_Activity_.
Find all lines below containing the string "text" and return them.

_Record excerpts_.
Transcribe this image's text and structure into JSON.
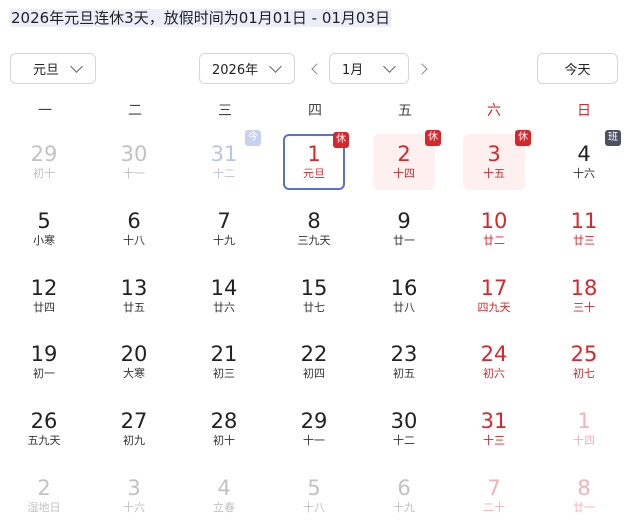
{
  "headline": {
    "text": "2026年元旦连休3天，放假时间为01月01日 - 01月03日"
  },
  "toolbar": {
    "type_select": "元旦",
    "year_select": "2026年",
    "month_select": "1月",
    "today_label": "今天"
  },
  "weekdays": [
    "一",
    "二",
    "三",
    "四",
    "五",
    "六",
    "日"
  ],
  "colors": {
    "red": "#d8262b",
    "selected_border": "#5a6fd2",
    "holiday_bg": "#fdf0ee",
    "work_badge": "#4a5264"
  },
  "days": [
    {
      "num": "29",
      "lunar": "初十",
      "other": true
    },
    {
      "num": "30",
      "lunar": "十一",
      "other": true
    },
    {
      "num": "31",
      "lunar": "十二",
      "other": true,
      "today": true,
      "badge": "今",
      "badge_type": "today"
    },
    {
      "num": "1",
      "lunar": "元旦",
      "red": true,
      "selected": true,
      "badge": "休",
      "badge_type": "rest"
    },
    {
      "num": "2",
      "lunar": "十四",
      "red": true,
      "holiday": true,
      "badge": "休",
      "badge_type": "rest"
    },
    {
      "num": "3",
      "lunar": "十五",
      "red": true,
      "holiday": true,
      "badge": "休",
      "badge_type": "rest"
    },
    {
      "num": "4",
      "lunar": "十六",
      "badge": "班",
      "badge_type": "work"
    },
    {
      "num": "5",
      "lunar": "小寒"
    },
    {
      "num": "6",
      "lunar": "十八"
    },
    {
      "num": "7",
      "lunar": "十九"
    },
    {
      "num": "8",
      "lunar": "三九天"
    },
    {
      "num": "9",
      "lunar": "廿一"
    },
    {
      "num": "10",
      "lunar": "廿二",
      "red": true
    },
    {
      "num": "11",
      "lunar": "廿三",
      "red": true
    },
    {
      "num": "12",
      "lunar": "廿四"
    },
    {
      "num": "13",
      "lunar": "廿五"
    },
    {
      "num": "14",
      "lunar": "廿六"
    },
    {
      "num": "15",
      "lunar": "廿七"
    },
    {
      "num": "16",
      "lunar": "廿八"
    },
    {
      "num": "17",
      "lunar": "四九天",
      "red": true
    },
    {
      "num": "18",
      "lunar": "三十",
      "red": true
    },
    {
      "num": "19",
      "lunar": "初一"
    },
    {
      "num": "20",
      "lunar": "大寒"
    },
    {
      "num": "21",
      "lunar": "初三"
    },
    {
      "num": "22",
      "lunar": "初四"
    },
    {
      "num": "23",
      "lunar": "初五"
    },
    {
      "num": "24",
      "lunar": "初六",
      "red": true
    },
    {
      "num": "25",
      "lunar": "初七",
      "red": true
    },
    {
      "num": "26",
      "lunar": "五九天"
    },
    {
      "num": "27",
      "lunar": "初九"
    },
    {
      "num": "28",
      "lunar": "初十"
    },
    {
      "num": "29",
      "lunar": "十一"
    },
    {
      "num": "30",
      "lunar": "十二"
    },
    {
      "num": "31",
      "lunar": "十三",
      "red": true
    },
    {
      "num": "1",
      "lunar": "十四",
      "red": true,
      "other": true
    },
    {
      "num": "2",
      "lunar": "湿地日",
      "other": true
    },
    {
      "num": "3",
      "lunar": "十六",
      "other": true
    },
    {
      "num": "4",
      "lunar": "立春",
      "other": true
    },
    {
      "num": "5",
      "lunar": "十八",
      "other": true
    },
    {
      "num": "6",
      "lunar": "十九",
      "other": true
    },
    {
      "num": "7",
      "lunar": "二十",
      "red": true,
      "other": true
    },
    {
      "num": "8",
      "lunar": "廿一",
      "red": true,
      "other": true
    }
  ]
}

_Answer box_.
Transcribe this image's text and structure into JSON.
    "text": "2026年元旦连休3天，放假时间为01月01日 - 01月03日"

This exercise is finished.